Well, get ready for a little clarification. Tonight, the Portland Development Commission (PDC) and the City of Portland will be hosting a Software Summit to discuss the economic growth strategy for our industry.
And while the event is overbooked and the chambers and overflow rooms will be, um, overflowing. You can still take part. How? Via the livestream of the event beginning at 5 PM, today. (A recording of the event will be made available by next week.)
What are they hoping to accomplish tonight? Well, after months of research and discussion and thinking, the Portland Development Commission and the City have come up with a starting point for better supporting the software industry here in Portland.
That’s so important, I’m going to repeat it: a starting point. This isn’t the end. This is the beginning. And your involvement is key.
“I would like to see honest feedback and a willingness to collaborate on a few key initiatives,” said Portland Mayor Sam Adams. “We have involved the community from the very start in helping to define the strategy, and before we move into the implementation phase, we need to refine our approach. This process will continue to be iterative and collaborative, and we will need active participation from all corners of the industry.”

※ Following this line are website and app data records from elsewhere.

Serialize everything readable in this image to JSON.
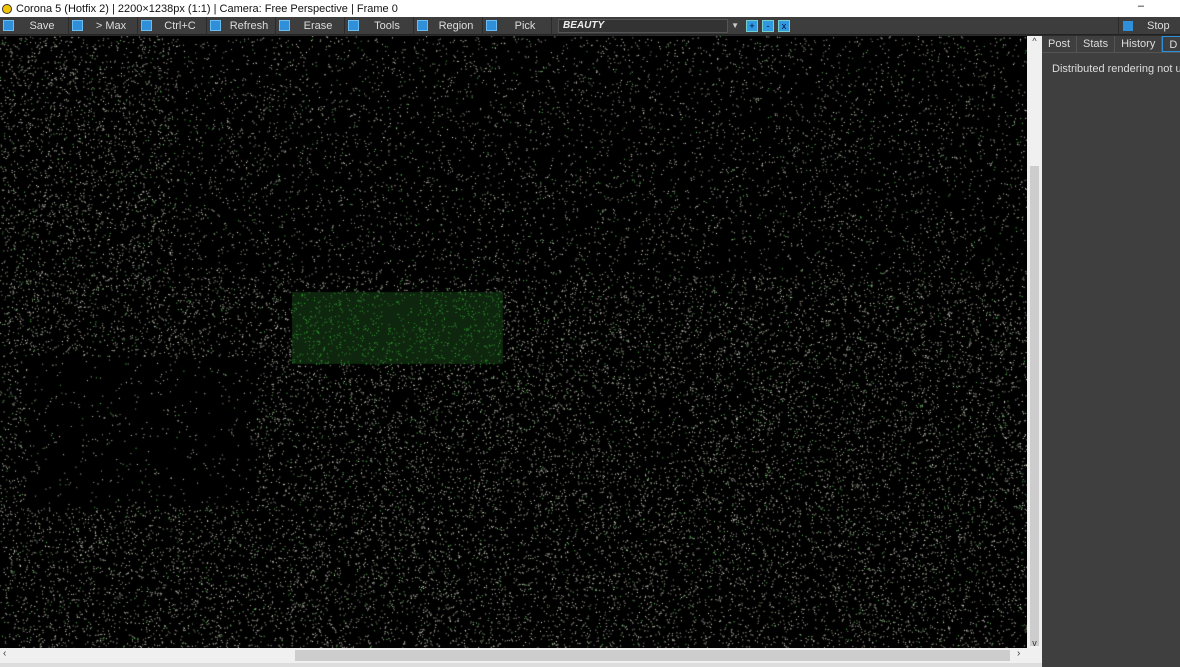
{
  "title": "Corona 5 (Hotfix 2) | 2200×1238px (1:1) | Camera: Free Perspective | Frame 0",
  "window_controls": {
    "minimize": "–"
  },
  "toolbar": {
    "save": "Save",
    "max": "> Max",
    "copy": "Ctrl+C",
    "refresh": "Refresh",
    "erase": "Erase",
    "tools": "Tools",
    "region": "Region",
    "pick": "Pick",
    "pass": "BEAUTY",
    "zoom_in": "+",
    "zoom_out": "-",
    "zoom_fit": "x",
    "stop": "Stop"
  },
  "panel": {
    "tabs": [
      "Post",
      "Stats",
      "History",
      "D"
    ],
    "message": "Distributed rendering not us"
  },
  "scroll": {
    "up": "^",
    "down": "v",
    "left": "‹",
    "right": "›"
  },
  "colors": {
    "accent": "#2f8fd8",
    "noise_green": "#3fbf3f"
  }
}
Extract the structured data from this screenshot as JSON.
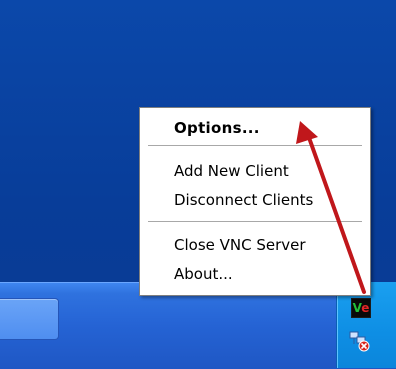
{
  "menu": {
    "options_label": "Options...",
    "add_client_label": "Add New Client",
    "disconnect_label": "Disconnect Clients",
    "close_label": "Close VNC Server",
    "about_label": "About..."
  },
  "tray": {
    "vnc_icon_name": "vnc-server-icon",
    "network_icon_name": "network-disconnected-icon"
  },
  "annotation": {
    "arrow_color": "#c0171b"
  }
}
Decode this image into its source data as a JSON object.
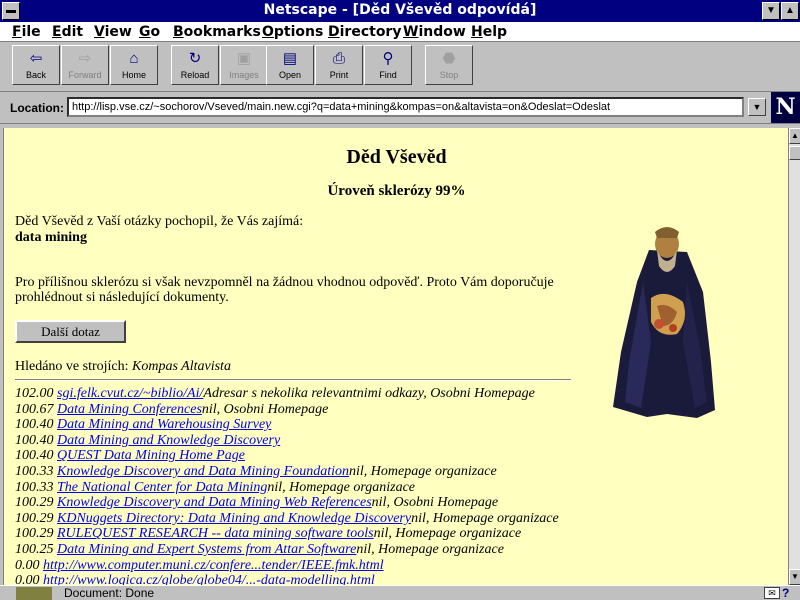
{
  "window": {
    "title": "Netscape - [Děd Vševěd odpovídá]"
  },
  "menu": [
    {
      "label": "File",
      "underline": "F",
      "rest": "ile"
    },
    {
      "label": "Edit",
      "underline": "E",
      "rest": "dit"
    },
    {
      "label": "View",
      "underline": "V",
      "rest": "iew"
    },
    {
      "label": "Go",
      "underline": "G",
      "rest": "o"
    },
    {
      "label": "Bookmarks",
      "underline": "B",
      "rest": "ookmarks"
    },
    {
      "label": "Options",
      "underline": "O",
      "rest": "ptions"
    },
    {
      "label": "Directory",
      "underline": "D",
      "rest": "irectory"
    },
    {
      "label": "Window",
      "underline": "W",
      "rest": "indow"
    },
    {
      "label": "Help",
      "underline": "H",
      "rest": "elp"
    }
  ],
  "toolbar": {
    "back": "Back",
    "forward": "Forward",
    "home": "Home",
    "reload": "Reload",
    "images": "Images",
    "open": "Open",
    "print": "Print",
    "find": "Find",
    "stop": "Stop"
  },
  "location": {
    "label": "Location:",
    "url": "http://lisp.vse.cz/~sochorov/Vseved/main.new.cgi?q=data+mining&kompas=on&altavista=on&Odeslat=Odeslat"
  },
  "page": {
    "title": "Děd Vševěd",
    "subtitle": "Úroveň sklerózy 99%",
    "intro": "Děd Vševěd z Vaší otázky pochopil, že Vás zajímá:",
    "query": "data mining",
    "message1": "Pro přílišnou sklerózu si však nevzpomněl na žádnou vhodnou odpověď. Proto Vám doporučuje",
    "message2": "prohlédnout si následující dokumenty.",
    "button": "Další dotaz",
    "searched_label": "Hledáno ve strojích:",
    "searched_engines": "Kompas Altavista"
  },
  "results": [
    {
      "score": "102.00",
      "link": "sgi.felk.cvut.cz/~biblio/Ai/",
      "desc": "Adresar s nekolika relevantnimi odkazy, Osobni Homepage"
    },
    {
      "score": "100.67",
      "link": "Data Mining Conferences",
      "desc": "nil, Osobni Homepage"
    },
    {
      "score": "100.40",
      "link": "Data Mining and Warehousing Survey",
      "desc": ""
    },
    {
      "score": "100.40",
      "link": "Data Mining and Knowledge Discovery",
      "desc": ""
    },
    {
      "score": "100.40",
      "link": "QUEST Data Mining Home Page",
      "desc": ""
    },
    {
      "score": "100.33",
      "link": "Knowledge Discovery and Data Mining Foundation",
      "desc": "nil, Homepage organizace"
    },
    {
      "score": "100.33",
      "link": "The National Center for Data Mining",
      "desc": "nil, Homepage organizace"
    },
    {
      "score": "100.29",
      "link": "Knowledge Discovery and Data Mining Web References",
      "desc": "nil, Osobni Homepage"
    },
    {
      "score": "100.29",
      "link": "KDNuggets Directory: Data Mining and Knowledge Discovery",
      "desc": "nil, Homepage organizace"
    },
    {
      "score": "100.29",
      "link": "RULEQUEST RESEARCH -- data mining software tools",
      "desc": "nil, Homepage organizace"
    },
    {
      "score": "100.25",
      "link": "Data Mining and Expert Systems from Attar Software",
      "desc": "nil, Homepage organizace"
    },
    {
      "score": "0.00",
      "link": "http://www.computer.muni.cz/confere...tender/IEEE.fmk.html",
      "desc": ""
    },
    {
      "score": "0.00",
      "link": "http://www.logica.cz/globe/globe04/...-data-modelling.html",
      "desc": ""
    }
  ],
  "status": {
    "text": "Document: Done"
  },
  "logo": {
    "letter": "N"
  }
}
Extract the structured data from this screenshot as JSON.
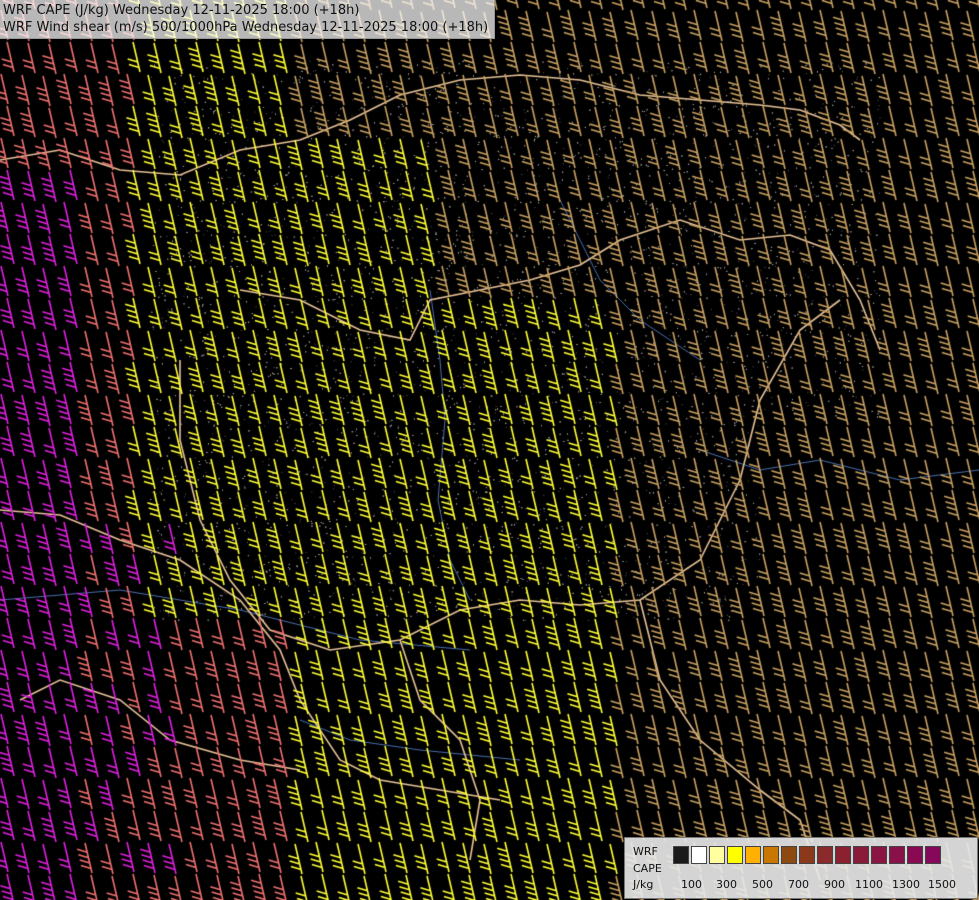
{
  "title": {
    "line1": "WRF CAPE (J/kg) Wednesday 12-11-2025 18:00 (+18h)",
    "line2": "WRF Wind shear (m/s) 500/1000hPa Wednesday 12-11-2025 18:00 (+18h)"
  },
  "legend": {
    "model": "WRF",
    "variable": "CAPE",
    "unit": "J/kg",
    "tick_labels": [
      "100",
      "300",
      "500",
      "700",
      "900",
      "1100",
      "1300",
      "1500"
    ],
    "colors": [
      "#1a1a1a",
      "#ffffff",
      "#ffffa0",
      "#ffff00",
      "#ffb000",
      "#c87800",
      "#8c4a10",
      "#8a3a1a",
      "#8a2a2a",
      "#8a2030",
      "#8a1a3a",
      "#8a1442",
      "#8a104a",
      "#880a52",
      "#86085a"
    ]
  },
  "map": {
    "background_color": "#000000",
    "border_color": "#e8c39a",
    "river_color": "#4a6fb0",
    "barb_colors": {
      "weak": "#ffff33",
      "moderate": "#c8a060",
      "strong": "#f07070",
      "very_strong": "#e020e0"
    }
  }
}
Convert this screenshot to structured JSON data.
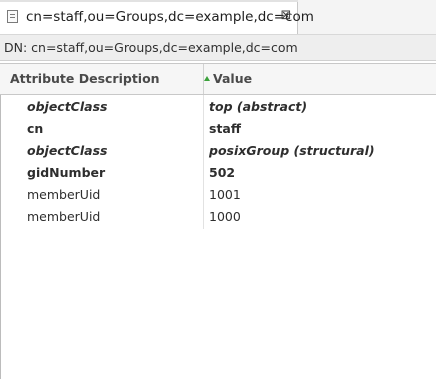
{
  "tab": {
    "title": "cn=staff,ou=Groups,dc=example,dc=com",
    "close_glyph": "⊠"
  },
  "dn_bar": {
    "text": "DN: cn=staff,ou=Groups,dc=example,dc=com"
  },
  "table": {
    "columns": {
      "attribute": "Attribute Description",
      "value": "Value"
    },
    "rows": [
      {
        "attribute": "objectClass",
        "value": "top (abstract)",
        "style": "bold-italic"
      },
      {
        "attribute": "cn",
        "value": "staff",
        "style": "bold"
      },
      {
        "attribute": "objectClass",
        "value": "posixGroup (structural)",
        "style": "bold-italic"
      },
      {
        "attribute": "gidNumber",
        "value": "502",
        "style": "bold"
      },
      {
        "attribute": "memberUid",
        "value": "1001",
        "style": "normal"
      },
      {
        "attribute": "memberUid",
        "value": "1000",
        "style": "normal"
      }
    ]
  },
  "colors": {
    "sort_indicator": "#3aa13a"
  }
}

Specifically, the meeting will focus on three things. The first is sharing the results of the surveys that the Portland software folks completed. Second, is getting feedback and advice on the initial plan crafted from that survey feedback. Finally, the meeting is designed to kickoff activities in three key areas for the software industry: a business network, a knowledge network, and a finance network—part of which has already begun to take shape with the Portland Seed Fund.
“After this meeting, we plan to be active participants in the implementation phase,” said the mayor. “We will contribute expertise and resources where possible, but this is fundamentally a collaborative effort. I want Portland to be known as a laboratory for innovation. This entire process is an experiment in using an agile approach to achieve economic development goals.
“We want a software industry that is highly networked, and bigger, richer, more sustainable, and more well-known globally than it is today. And I am convinced that, in order to achieve this goal, we must continue to define ourselves by our own unique values.
“We have a lot of positive momentum building in our software community, and we’ve seen some unprecedented collaboration among a variety of groups during the past year or so. This meeting is an opportunity to take that momentum and turn it up to eleven.”
Proponents are lauding these efforts. Dissenters say that this may be an uphill battle. A conversation on Hacker News spawned by Mike Rogoway’s recent article on the Software Summit, for example, drew both cheers and jeers.
Whatever the case or the chances of success, the City should be lauded for continuing the conversation and—perhaps more importantly—continuing to listen to the community. And their efforts to engage and collaborate with the community are reaping positive rewards—for both sides.
I’ll make sure to provide a write up on the event and a round up of blog posts and articles.
For more information and background, visit PDX11. Or see Portland wants to transform its software culture into an industry, Software summit to map industry growth, and PDX11: It’s alive! To get announcements, sign up for the mailing list. And as always, you can follow Portland’s mayor on Twitter at @mayorsamadams.